According to a recent story from the Associated Press, a female student was thrown out of her junior prom because she arrived wearing a suit instead of a dress.
The student in question attends Bishop McDevitt High School in Harrisburg, Pennsylvania. The school is a private, coeducational Catholic high school of the diocese of Harrisburg. It is not subject to state laws affecting the public school system.
Aniya Wolf, an out of the closet lesbian, has worn a shirt and pants for the three years she has attended Bishop McDevitt, never being pressured to wear a skirt to school as is an option for female students. Yet, she was not allowed to wear pants to the prom. Wolf’s family received a last-minute email saying all female students had to wear dresses.
Understandably, both Wolf and her mother, Carolyn Wolf, thought the sudden rule change to be unfair. The family had just gone out and purchased a new suit for Aniya, which she was looking forward to wearing. The school issued a statement on Saturday, May 7 that it had sent out an email back on March 6, saying that all girls had to wear a dress or would not be admitted.
Aniya decided to attend the prom in her suit, knowing she might be barred from entry, perhaps to make a statement of the unfairness of the situation.
There have been several similar instances of private schools laying down unfair rules or laws that female students cannot wear certain clothing to class or school functions. For example, in Melbourne, Australia, a six year old was told she could not wear trousers instead of a skirt (with or without tights) to play soccer with the male students and to be warm in winter weather. Her mother started an online petition that gained more than 2,000 signatures. Another female student, this time a high schooler from Canada at a Catholic private school, was told to cover up her shoulders because the tank top she was wearing was not the requisite three inches wide. However, the teacher who tried to enforce this dress code used three of his largest fingers (which measured wider than three inches put together) to gauge the width of the student’s shoulder strap. The most ridiculous aspect turned out to be that the teacher demanded that the student cover her shoulders with an oversize stuffed snake.
Though these are examples from private institutions which are not under Title IX or other federal law, discrimination against female students for the clothing they wear is not limited to private schools. Public schools certainly have dealt with their share of bodyshaming female students for their clothing choices as well, for ridiculous reasons such as “distracting” their fellow male students, as if the male students should not learn to control themselves. For example, a Missouri teenager was kicked out of prom for wearing a two piece prom dress that revealed, in the school administrator’s opinion, a little bit too much skin. In California, female students were targeted unfairly when they were forced to sign a dress code conduct form that stated girls could not wear anything low cut or too short, while boys were only prohibited from wearing shorts or denim. In Seattle, middle school female students fought back against a dress code that was far more restrictive for girls than boys, and mostly had to do with hormonal issues.
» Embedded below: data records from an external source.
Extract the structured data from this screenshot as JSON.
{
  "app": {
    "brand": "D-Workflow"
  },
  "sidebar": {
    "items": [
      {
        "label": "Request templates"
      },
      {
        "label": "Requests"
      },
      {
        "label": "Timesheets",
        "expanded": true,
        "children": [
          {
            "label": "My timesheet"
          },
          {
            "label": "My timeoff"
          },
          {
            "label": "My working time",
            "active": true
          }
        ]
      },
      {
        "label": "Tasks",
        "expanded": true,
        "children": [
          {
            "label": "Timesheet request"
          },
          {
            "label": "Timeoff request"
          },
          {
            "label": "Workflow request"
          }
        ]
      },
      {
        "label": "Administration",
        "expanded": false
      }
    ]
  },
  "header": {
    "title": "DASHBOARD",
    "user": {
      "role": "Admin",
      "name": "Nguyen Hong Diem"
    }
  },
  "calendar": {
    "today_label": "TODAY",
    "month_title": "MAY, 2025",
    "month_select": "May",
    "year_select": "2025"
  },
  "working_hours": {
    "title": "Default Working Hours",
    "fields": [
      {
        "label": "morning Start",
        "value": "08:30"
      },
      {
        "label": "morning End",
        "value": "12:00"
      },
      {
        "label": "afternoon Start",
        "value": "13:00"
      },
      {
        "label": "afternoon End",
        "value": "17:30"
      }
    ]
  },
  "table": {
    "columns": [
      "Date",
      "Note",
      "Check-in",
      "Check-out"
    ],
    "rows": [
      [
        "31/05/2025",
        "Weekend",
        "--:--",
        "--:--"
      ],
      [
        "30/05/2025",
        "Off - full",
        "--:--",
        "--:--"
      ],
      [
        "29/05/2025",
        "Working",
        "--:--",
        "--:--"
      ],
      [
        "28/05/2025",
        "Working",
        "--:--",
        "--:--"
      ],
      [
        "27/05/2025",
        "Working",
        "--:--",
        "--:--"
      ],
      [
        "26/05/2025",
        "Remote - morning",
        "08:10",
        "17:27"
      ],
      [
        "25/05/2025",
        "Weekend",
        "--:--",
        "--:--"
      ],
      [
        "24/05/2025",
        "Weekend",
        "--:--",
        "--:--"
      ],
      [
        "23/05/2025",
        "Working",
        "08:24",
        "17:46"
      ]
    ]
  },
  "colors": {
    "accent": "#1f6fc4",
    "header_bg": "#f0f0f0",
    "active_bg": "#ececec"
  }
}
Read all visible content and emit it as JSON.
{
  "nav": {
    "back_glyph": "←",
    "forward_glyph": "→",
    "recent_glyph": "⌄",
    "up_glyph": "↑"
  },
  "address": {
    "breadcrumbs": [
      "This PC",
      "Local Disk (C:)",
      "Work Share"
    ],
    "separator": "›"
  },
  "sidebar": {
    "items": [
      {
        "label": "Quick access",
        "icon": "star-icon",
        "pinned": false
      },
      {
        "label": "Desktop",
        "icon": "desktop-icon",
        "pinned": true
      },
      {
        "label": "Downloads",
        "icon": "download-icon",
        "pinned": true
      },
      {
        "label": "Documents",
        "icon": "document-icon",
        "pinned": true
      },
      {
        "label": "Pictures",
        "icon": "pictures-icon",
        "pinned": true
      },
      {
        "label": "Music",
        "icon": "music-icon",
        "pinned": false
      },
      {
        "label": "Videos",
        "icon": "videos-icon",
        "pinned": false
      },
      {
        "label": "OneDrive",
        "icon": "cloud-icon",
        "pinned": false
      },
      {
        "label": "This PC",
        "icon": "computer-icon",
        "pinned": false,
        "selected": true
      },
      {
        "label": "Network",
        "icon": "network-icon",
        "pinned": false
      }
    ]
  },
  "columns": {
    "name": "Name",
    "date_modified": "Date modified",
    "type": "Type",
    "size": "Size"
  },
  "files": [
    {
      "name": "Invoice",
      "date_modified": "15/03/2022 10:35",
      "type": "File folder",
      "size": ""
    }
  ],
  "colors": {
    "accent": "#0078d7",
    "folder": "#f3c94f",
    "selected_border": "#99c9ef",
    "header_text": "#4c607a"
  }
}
A mother in North Carolina even argued that her daughter’s school dress code discriminated against tall girls who could not find shorts that hit the requisite finger-tip length.
Aniya Wolf is clearly not alone in her struggle to wear the clothing she feels appropriate to school.